**WHAT YOU ARE ASKED TO DO:** Where "name" appears in a line of the entries below, that line should be copied.

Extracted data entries
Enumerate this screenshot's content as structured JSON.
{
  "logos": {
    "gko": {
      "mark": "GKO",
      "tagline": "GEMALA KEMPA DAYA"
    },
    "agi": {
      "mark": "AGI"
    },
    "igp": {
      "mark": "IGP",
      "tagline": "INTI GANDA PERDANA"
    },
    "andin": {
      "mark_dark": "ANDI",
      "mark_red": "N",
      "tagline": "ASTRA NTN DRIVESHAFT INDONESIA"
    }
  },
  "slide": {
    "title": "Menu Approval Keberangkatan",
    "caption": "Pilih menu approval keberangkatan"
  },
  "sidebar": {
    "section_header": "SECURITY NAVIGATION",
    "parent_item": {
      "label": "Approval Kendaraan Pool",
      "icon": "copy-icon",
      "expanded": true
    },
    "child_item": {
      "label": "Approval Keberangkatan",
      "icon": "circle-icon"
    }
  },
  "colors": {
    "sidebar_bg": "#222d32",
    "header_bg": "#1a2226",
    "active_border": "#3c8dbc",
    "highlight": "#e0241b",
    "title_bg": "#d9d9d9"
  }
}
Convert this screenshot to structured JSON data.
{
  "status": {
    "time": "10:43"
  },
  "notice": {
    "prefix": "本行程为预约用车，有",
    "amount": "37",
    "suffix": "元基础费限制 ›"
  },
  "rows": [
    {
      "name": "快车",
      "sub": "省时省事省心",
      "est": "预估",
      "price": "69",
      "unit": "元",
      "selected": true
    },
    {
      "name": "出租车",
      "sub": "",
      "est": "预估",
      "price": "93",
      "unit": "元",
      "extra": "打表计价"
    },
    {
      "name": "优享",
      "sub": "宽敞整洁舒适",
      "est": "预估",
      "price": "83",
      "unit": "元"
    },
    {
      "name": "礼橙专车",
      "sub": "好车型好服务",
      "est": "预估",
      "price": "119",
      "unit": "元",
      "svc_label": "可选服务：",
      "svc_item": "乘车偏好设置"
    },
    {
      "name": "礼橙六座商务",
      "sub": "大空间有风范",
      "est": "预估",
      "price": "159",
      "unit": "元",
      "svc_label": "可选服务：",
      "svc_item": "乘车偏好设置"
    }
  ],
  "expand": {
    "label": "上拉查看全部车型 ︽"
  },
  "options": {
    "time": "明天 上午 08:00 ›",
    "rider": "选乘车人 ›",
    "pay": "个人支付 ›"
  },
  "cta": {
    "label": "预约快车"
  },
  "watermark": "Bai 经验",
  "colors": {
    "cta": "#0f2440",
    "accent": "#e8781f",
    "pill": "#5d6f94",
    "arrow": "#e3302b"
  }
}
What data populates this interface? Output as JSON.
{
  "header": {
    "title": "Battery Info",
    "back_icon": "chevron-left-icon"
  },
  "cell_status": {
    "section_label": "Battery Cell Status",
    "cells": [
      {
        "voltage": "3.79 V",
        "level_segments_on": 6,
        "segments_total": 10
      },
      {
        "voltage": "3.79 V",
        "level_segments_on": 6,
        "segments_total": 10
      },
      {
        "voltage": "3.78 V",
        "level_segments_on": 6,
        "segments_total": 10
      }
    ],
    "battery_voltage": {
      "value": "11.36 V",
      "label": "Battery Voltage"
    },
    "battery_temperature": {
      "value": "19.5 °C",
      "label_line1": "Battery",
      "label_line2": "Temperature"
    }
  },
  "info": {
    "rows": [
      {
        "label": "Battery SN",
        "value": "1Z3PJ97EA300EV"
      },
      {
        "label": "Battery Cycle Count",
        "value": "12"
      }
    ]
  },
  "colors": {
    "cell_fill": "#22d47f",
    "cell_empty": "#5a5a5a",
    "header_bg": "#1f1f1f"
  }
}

**TASK RESPONSE:**
      "name": "快车",
      "name": "出租车",
      "name": "优享",
      "name": "礼橙专车",
      "name": "礼橙六座商务",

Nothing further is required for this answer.